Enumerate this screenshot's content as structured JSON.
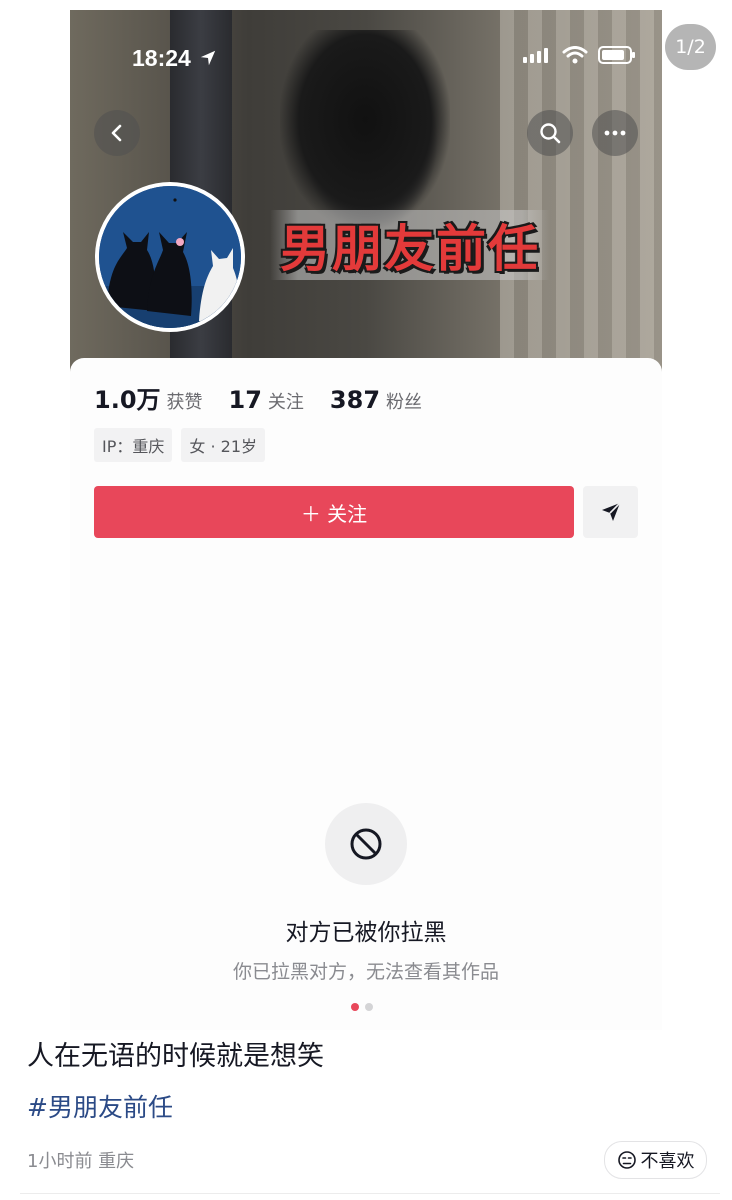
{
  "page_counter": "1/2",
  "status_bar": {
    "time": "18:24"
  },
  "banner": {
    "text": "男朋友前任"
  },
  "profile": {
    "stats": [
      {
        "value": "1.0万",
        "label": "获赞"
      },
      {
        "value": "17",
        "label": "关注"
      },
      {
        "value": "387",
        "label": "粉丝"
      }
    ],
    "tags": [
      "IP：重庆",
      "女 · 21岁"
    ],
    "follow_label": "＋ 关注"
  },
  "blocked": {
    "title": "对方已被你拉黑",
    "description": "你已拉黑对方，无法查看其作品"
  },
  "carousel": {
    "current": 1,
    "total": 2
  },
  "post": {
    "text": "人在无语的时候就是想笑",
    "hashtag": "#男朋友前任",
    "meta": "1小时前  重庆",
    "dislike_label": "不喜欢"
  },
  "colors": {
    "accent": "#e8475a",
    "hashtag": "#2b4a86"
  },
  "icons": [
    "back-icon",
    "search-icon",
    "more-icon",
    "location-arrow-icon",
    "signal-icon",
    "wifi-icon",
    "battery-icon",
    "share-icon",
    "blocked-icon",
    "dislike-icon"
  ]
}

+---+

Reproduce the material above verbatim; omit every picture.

Enumerate this screenshot's content as structured JSON.
{
  "page_counter": "1/2",
  "status_bar": {
    "time": "18:24"
  },
  "banner": {
    "text": "男朋友前任"
  },
  "profile": {
    "stats": [
      {
        "value": "1.0万",
        "label": "获赞"
      },
      {
        "value": "17",
        "label": "关注"
      },
      {
        "value": "387",
        "label": "粉丝"
      }
    ],
    "tags": [
      "IP：重庆",
      "女 · 21岁"
    ],
    "follow_label": "＋ 关注"
  },
  "blocked": {
    "title": "对方已被你拉黑",
    "description": "你已拉黑对方，无法查看其作品"
  },
  "carousel": {
    "current": 1,
    "total": 2
  },
  "post": {
    "text": "人在无语的时候就是想笑",
    "hashtag": "#男朋友前任",
    "meta": "1小时前  重庆",
    "dislike_label": "不喜欢"
  },
  "colors": {
    "accent": "#e8475a",
    "hashtag": "#2b4a86"
  },
  "icons": [
    "back-icon",
    "search-icon",
    "more-icon",
    "location-arrow-icon",
    "signal-icon",
    "wifi-icon",
    "battery-icon",
    "share-icon",
    "blocked-icon",
    "dislike-icon"
  ]
}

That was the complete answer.